Collected data entries:
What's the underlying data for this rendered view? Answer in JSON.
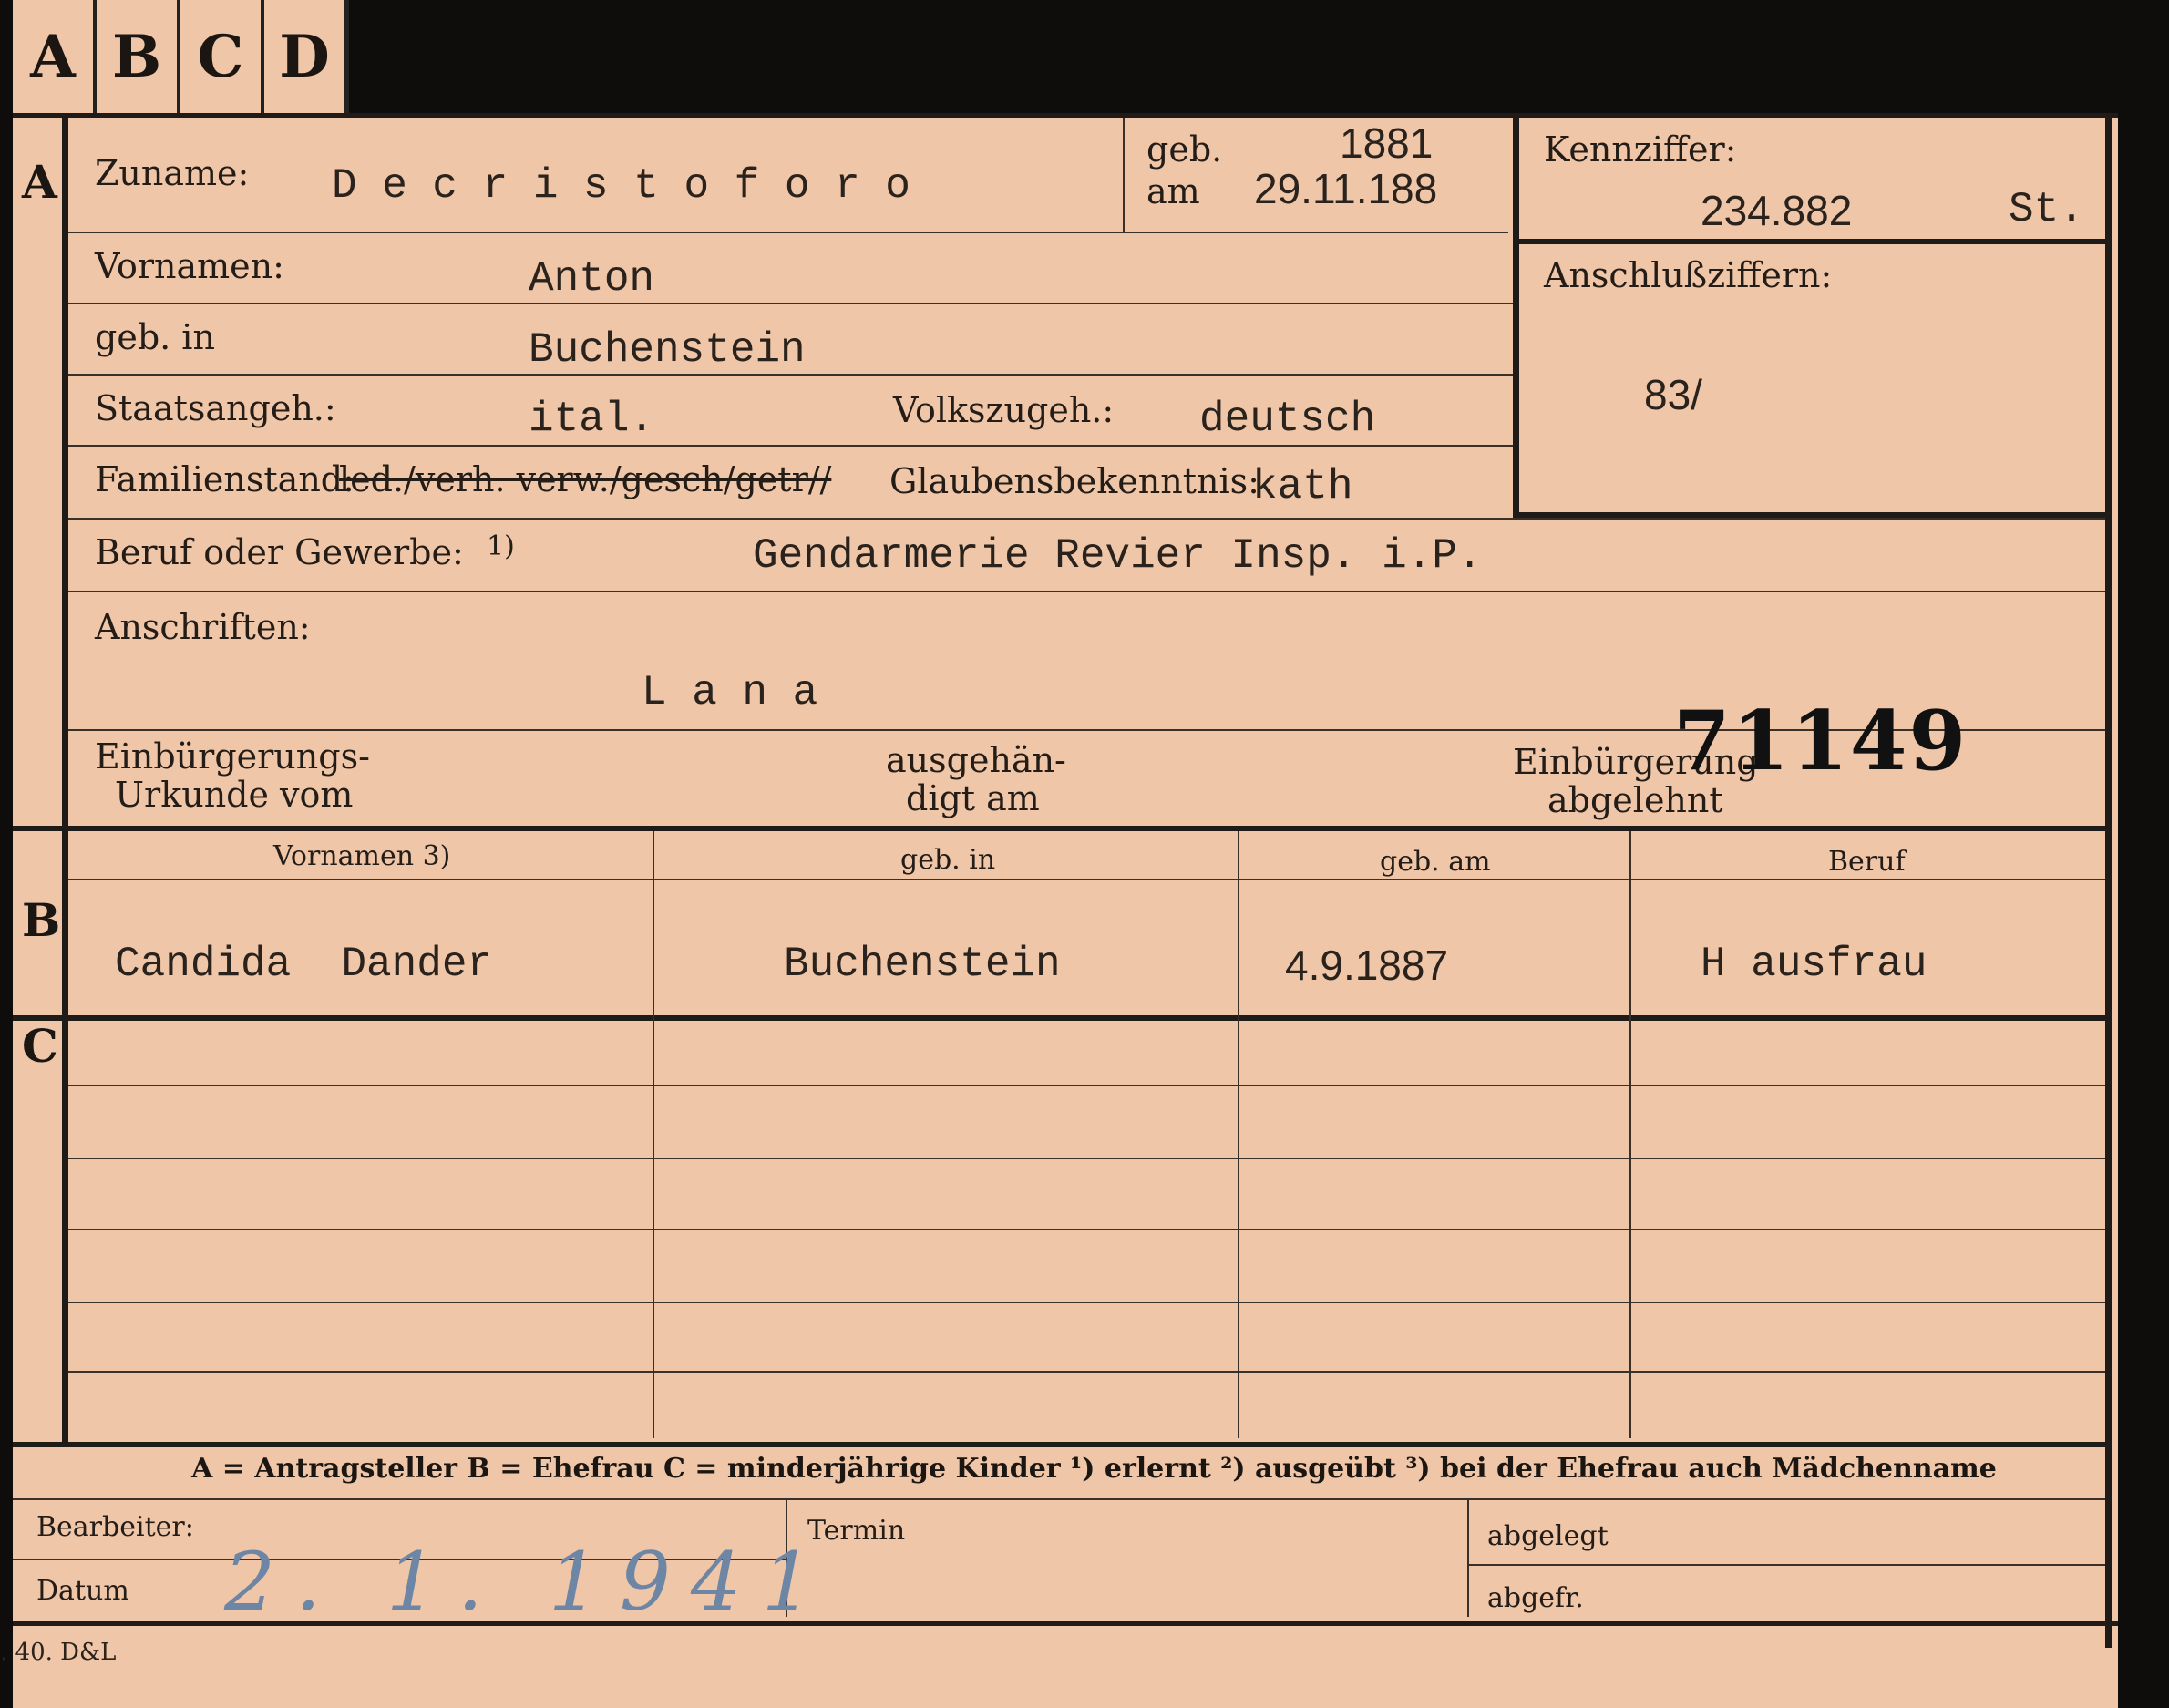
{
  "tabs": [
    "A",
    "B",
    "C",
    "D"
  ],
  "section_a": {
    "marker": "A",
    "surname_label": "Zuname:",
    "surname_value": "D e c r i s t o f o r o",
    "born_label": "geb.",
    "born_label2": "am",
    "born_year": "1881",
    "born_date": "29.11.188",
    "kennziffer_label": "Kennziffer:",
    "kennziffer_value": "234.882",
    "kennziffer_suffix": "St.",
    "anschluss_label": "Anschlußziffern:",
    "anschluss_value": "83/",
    "vornamen_label": "Vornamen:",
    "vornamen_value": "Anton",
    "geb_in_label": "geb. in",
    "geb_in_value": "Buchenstein",
    "staatsangeh_label": "Staatsangeh.:",
    "staatsangeh_value": "ital.",
    "volkszugeh_label": "Volkszugeh.:",
    "volkszugeh_value": "deutsch",
    "familienstand_label": "Familienstand:",
    "familienstand_options": "led./verh. verw./gesch/getr//",
    "glaubens_label": "Glaubensbekenntnis:",
    "glaubens_value": "kath",
    "beruf_label": "Beruf oder Gewerbe:",
    "beruf_note": "1)",
    "beruf_value": "Gendarmerie Revier Insp. i.P.",
    "anschriften_label": "Anschriften:",
    "anschriften_value": "L a n a",
    "einb_urkunde_label_1": "Einbürgerungs-",
    "einb_urkunde_label_2": "Urkunde vom",
    "ausgehaendigt_label_1": "ausgehän-",
    "ausgehaendigt_label_2": "digt am",
    "einb_abgelehnt_label_1": "Einbürgerung",
    "einb_abgelehnt_label_2": "abgelehnt",
    "stamp_number": "71149"
  },
  "section_b": {
    "marker": "B",
    "headers": [
      "Vornamen 3)",
      "geb. in",
      "geb. am",
      "Beruf"
    ],
    "row": [
      "Candida  Dander",
      "Buchenstein",
      "4.9.1887",
      "H ausfrau"
    ]
  },
  "section_c": {
    "marker": "C"
  },
  "legend": "A = Antragsteller   B = Ehefrau   C = minderjährige Kinder   ¹) erlernt   ²) ausgeübt   ³) bei der Ehefrau auch Mädchenname",
  "footer": {
    "bearbeiter_label": "Bearbeiter:",
    "datum_label": "Datum",
    "datum_value": "2. 1. 1941",
    "termin_label": "Termin",
    "abgelegt_label": "abgelegt",
    "abgefr_label": "abgefr."
  },
  "print_mark": ". 40. D&L"
}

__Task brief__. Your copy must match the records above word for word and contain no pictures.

__Your response__.
What's the underlying data for this rendered view? Answer in JSON.
{
  "tabs": [
    "A",
    "B",
    "C",
    "D"
  ],
  "section_a": {
    "marker": "A",
    "surname_label": "Zuname:",
    "surname_value": "D e c r i s t o f o r o",
    "born_label": "geb.",
    "born_label2": "am",
    "born_year": "1881",
    "born_date": "29.11.188",
    "kennziffer_label": "Kennziffer:",
    "kennziffer_value": "234.882",
    "kennziffer_suffix": "St.",
    "anschluss_label": "Anschlußziffern:",
    "anschluss_value": "83/",
    "vornamen_label": "Vornamen:",
    "vornamen_value": "Anton",
    "geb_in_label": "geb. in",
    "geb_in_value": "Buchenstein",
    "staatsangeh_label": "Staatsangeh.:",
    "staatsangeh_value": "ital.",
    "volkszugeh_label": "Volkszugeh.:",
    "volkszugeh_value": "deutsch",
    "familienstand_label": "Familienstand:",
    "familienstand_options": "led./verh. verw./gesch/getr//",
    "glaubens_label": "Glaubensbekenntnis:",
    "glaubens_value": "kath",
    "beruf_label": "Beruf oder Gewerbe:",
    "beruf_note": "1)",
    "beruf_value": "Gendarmerie Revier Insp. i.P.",
    "anschriften_label": "Anschriften:",
    "anschriften_value": "L a n a",
    "einb_urkunde_label_1": "Einbürgerungs-",
    "einb_urkunde_label_2": "Urkunde vom",
    "ausgehaendigt_label_1": "ausgehän-",
    "ausgehaendigt_label_2": "digt am",
    "einb_abgelehnt_label_1": "Einbürgerung",
    "einb_abgelehnt_label_2": "abgelehnt",
    "stamp_number": "71149"
  },
  "section_b": {
    "marker": "B",
    "headers": [
      "Vornamen 3)",
      "geb. in",
      "geb. am",
      "Beruf"
    ],
    "row": [
      "Candida  Dander",
      "Buchenstein",
      "4.9.1887",
      "H ausfrau"
    ]
  },
  "section_c": {
    "marker": "C"
  },
  "legend": "A = Antragsteller   B = Ehefrau   C = minderjährige Kinder   ¹) erlernt   ²) ausgeübt   ³) bei der Ehefrau auch Mädchenname",
  "footer": {
    "bearbeiter_label": "Bearbeiter:",
    "datum_label": "Datum",
    "datum_value": "2. 1. 1941",
    "termin_label": "Termin",
    "abgelegt_label": "abgelegt",
    "abgefr_label": "abgefr."
  },
  "print_mark": ". 40. D&L"
}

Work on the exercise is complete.